By week three, my sleep continuity was improving and by week four, all of the measurable metrics aside from breathing were beginning to improve.
How well that improves and what improves first will undoubtedly vary from person to person. Whether it works at all most likely will too since there is that 5-percent of clinical test users who didn't see the positive benefits. But for those this does work for, it does.
Sleep regularity and the amount of time I spent asleep overall improved the most. Sleep continuity and other metrics rose to normal levels for most nights.
Of course, there were still nights where those metrics were out of the normal range but those became the exception instead of the norm. At most, I noted one or two nights of abnormalities for every two weeks of tracking — approximately once per week.
Across the board, my sleep metrics all slowly shifted to land within the "normal" range according to my sleep tracking band. That's a massive improvement.
Does this review of Modius SLEEP show it's worth the cost?
Now, I dove into this review of Modius SLEEP with a fair dose of skepticism and it may still be the case that there was a placebo effect at work here. More to the point, it may be that my desire to sleep well using this device impacted my results. This was hardly a scientific study that I was conducting.
But that can be said of just about any device or medication intended to help with any number of conditions. Sleep solutions do not stand alone on that front.
With that said, Neurovalens designed this device from the ground up using the latest technology and with plenty of testing to back its claims up. As shown throughout my review, this is still very much a prototype device. But it also works exceedingly well for a device that will not be landing on the market.
That gives a sense that the finalized device will probably be even better in terms of comfort, styling, and maybe even how well it works.
The one complaint I had about Modius SLEEP is a fairly significant one, dropping this device from a five-star to four-star rating without any doubt. Namely, it was difficult to remember to wear the device, to begin with.
That comes back to design and the fact that I had to manually attach the sticky segment of the electrodes. Those are going to be an ongoing cost here too, albeit likely not an expensive one. But the inconvenience of having to prepare the skin, attach the ends, and then place them on the body on a daily basis is going to be a sticking point for some users. It's just a hassle.

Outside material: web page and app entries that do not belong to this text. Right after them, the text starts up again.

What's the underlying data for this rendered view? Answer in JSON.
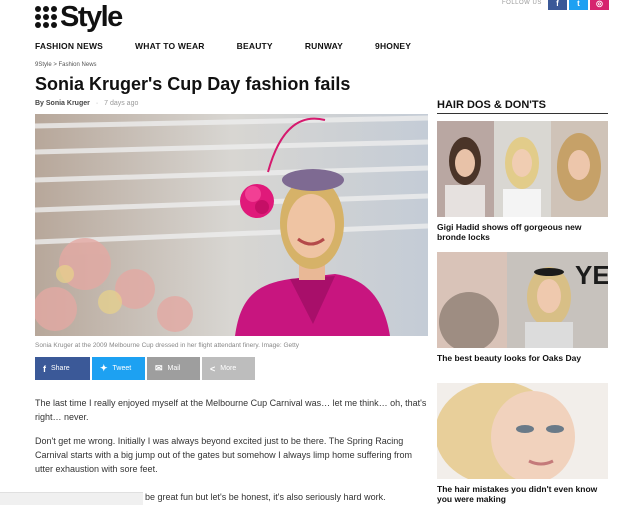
{
  "header": {
    "logo_text": "Style",
    "follow_label": "FOLLOW US",
    "social": [
      {
        "icon": "facebook-icon",
        "glyph": "f",
        "color": "#3b5998"
      },
      {
        "icon": "twitter-icon",
        "glyph": "t",
        "color": "#1da1f2"
      },
      {
        "icon": "instagram-icon",
        "glyph": "◎",
        "color": "#d6246e"
      }
    ]
  },
  "nav": {
    "items": [
      "FASHION NEWS",
      "WHAT TO WEAR",
      "BEAUTY",
      "RUNWAY",
      "9HONEY"
    ]
  },
  "article": {
    "breadcrumb": "9Style > Fashion News",
    "title": "Sonia Kruger's Cup Day fashion fails",
    "author": "By Sonia Kruger",
    "separator": "·",
    "time": "7 days ago",
    "caption": "Sonia Kruger at the 2009 Melbourne Cup dressed in her flight attendant finery. Image: Getty",
    "share": {
      "facebook": "Share",
      "twitter": "Tweet",
      "mail": "Mail",
      "more": "More"
    },
    "paragraphs": [
      "The last time I really enjoyed myself at the Melbourne Cup Carnival was… let me think… oh, that's right… never.",
      "Don't get me wrong. Initially I was always beyond excited just to be there. The Spring Racing Carnival starts with a big jump out of the gates but somehow I always limp home suffering from utter exhaustion with sore feet.",
      "be great fun but let's be honest, it's also seriously hard work."
    ]
  },
  "sidebar": {
    "heading": "HAIR DOS & DON'TS",
    "items": [
      {
        "caption": "Gigi Hadid shows off gorgeous new bronde locks"
      },
      {
        "caption": "The best beauty looks for Oaks Day"
      },
      {
        "caption": "The hair mistakes you didn't even know you were making"
      }
    ]
  }
}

The key takeaway here, however, is that this device should work to help just about anybody get better sleep. That's especially true where problems like insomnia are prevalent. So whether or not the device will be worth the cost is going to come down to whether or not sleeping well has been a problem. If it has been a problem and a solution is needed, Neurovalens Modius SLEEP will likely be well worth every penny.